Cast[edit]

Production[edit]

The novel was a best seller.[4][5]

Filming took place in April 1968 and was interrupted by riots in Paris.[6]

Reception[edit]

Upon its theatrical release, La Chamade received generally positive reviews. In his review in The New York Times, Vincent Canby wrote, "Cavalier may have created a practically perfect screen equivalent of the novelist's prose style."[7] In addition to praising the performances by Deneuve and Piccoli, Canby writes:

La Chamade (literally "the heartbeat") is a movie of technical skill and pure images that capture the textures of things—whitewashed walls, a piece of modern sculpture, cut flowers, flesh tanned in the sun—all of which give reality to a narrative line from which everything nonessential to the affairs of the heart has been refined. The extraordinary thing is that, in this day and age, it not only works but also seems somehow urgent, at least while it is going on.[7]
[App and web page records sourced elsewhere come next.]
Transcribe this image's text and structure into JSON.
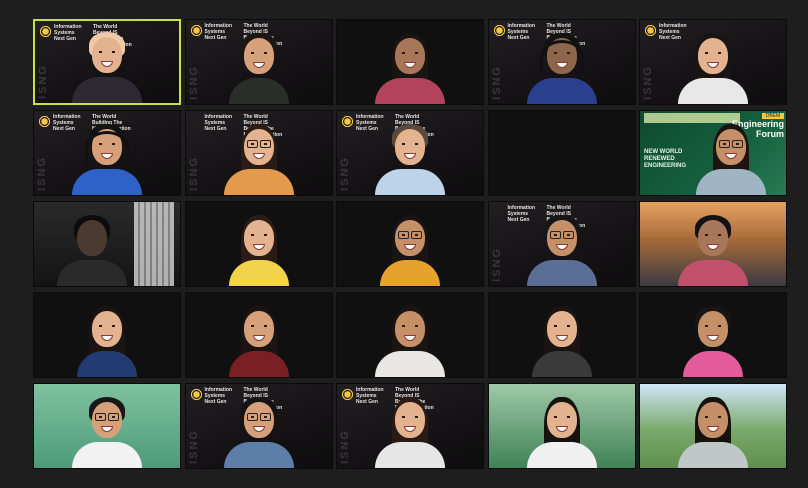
{
  "meeting": {
    "tiles": [
      {
        "id": "p1",
        "bg": "isng",
        "active": true,
        "caption_a": "Information Systems Next Gen",
        "caption_b": "The World Beyond IS Building The Next Generation"
      },
      {
        "id": "p2",
        "bg": "isng",
        "active": false,
        "caption_a": "Information Systems Next Gen",
        "caption_b": "The World Beyond IS Building The Next Generation"
      },
      {
        "id": "p3",
        "bg": "room-white",
        "active": false
      },
      {
        "id": "p4",
        "bg": "isng",
        "active": false,
        "caption_a": "Information Systems Next Gen",
        "caption_b": "The World Beyond IS Building The Next Generation"
      },
      {
        "id": "p5",
        "bg": "isng",
        "active": false,
        "caption_a": "Information Systems Next Gen"
      },
      {
        "id": "p6",
        "bg": "isng",
        "active": false,
        "caption_a": "Information Systems Next Gen",
        "caption_b": "The World Building The Next Generation"
      },
      {
        "id": "p7",
        "bg": "isng",
        "active": false,
        "caption_a": "Information Systems Next Gen",
        "caption_b": "The World Beyond IS Building The Next Generation"
      },
      {
        "id": "p8",
        "bg": "isng",
        "active": false,
        "caption_a": "Information Systems Next Gen",
        "caption_b": "The World Beyond IS Building The Next Generation"
      },
      {
        "id": "empty",
        "bg": "dark",
        "active": false
      },
      {
        "id": "p9",
        "bg": "forum",
        "active": false
      },
      {
        "id": "p10",
        "bg": "dark-room",
        "active": false
      },
      {
        "id": "p11",
        "bg": "room-warm",
        "active": false
      },
      {
        "id": "p12",
        "bg": "room-warm",
        "active": false
      },
      {
        "id": "p13",
        "bg": "isng",
        "active": false,
        "caption_a": "Information Systems Next Gen",
        "caption_b": "The World Beyond IS Building The Next Generation"
      },
      {
        "id": "p14",
        "bg": "sunset",
        "active": false
      },
      {
        "id": "p15",
        "bg": "room-warm",
        "active": false
      },
      {
        "id": "p16",
        "bg": "room-white",
        "active": false
      },
      {
        "id": "p17",
        "bg": "room-warm",
        "active": false
      },
      {
        "id": "p18",
        "bg": "room-white",
        "active": false
      },
      {
        "id": "p19",
        "bg": "room-white",
        "active": false
      },
      {
        "id": "p20",
        "bg": "green",
        "active": false
      },
      {
        "id": "p21",
        "bg": "isng",
        "active": false,
        "caption_a": "Information Systems Next Gen",
        "caption_b": "The World Beyond IS Building The Next Generation"
      },
      {
        "id": "p22",
        "bg": "isng",
        "active": false,
        "caption_a": "Information Systems Next Gen",
        "caption_b": "The World Beyond IS Building The Next Generation"
      },
      {
        "id": "p23",
        "bg": "green",
        "active": false
      },
      {
        "id": "p24",
        "bg": "field",
        "active": false
      }
    ],
    "watermark": "ISNG",
    "forum": {
      "title": "Engineering Forum",
      "subtitle": "NEW WORLD RENEWED ENGINEERING",
      "badge": "DBEM"
    },
    "colors": {
      "active_border": "#c8e04a",
      "background": "#1e1e1e"
    }
  }
}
On the review aggregator web site Rotten Tomatoes, the film holds a 68% positive audience rating based on 66 ratings.[8]

References[edit]

  1. ^ http://www.jpbox-office.com/fichfilm.php?id=9083
  2. ^ "La Chamade". Internet Movie Database. Retrieved 12 May 2012. 
  3. ^ "Locations for La Chamade". Internet Movie Database. Retrieved 13 May 2012. 
  4. ^ European Notebook: European Notebook By MARC SLONIM. New York Times (1923-Current file) [New York, N.Y] 21 Nov 1965: BR26.
  5. ^ Invitation To a Parley By PATRICIA MacMANUS. New York Times (1923-Current file) [New York, N.Y] 13 Nov 1966: 388.
  6. ^ Suzy Says: Only the Beginning Chicago Tribune (1963-Current file) [Chicago, Ill] 30 Apr 1968: b1.
  7. ^ a b Canby, Vincent (July 28, 1969). "Heartbeat (1968)". The New York Times. Retrieved 12 May 2012. 
  8. ^ "La Chamade". Rotten Tomatoes. Retrieved 13 May 2012. 

External links[edit]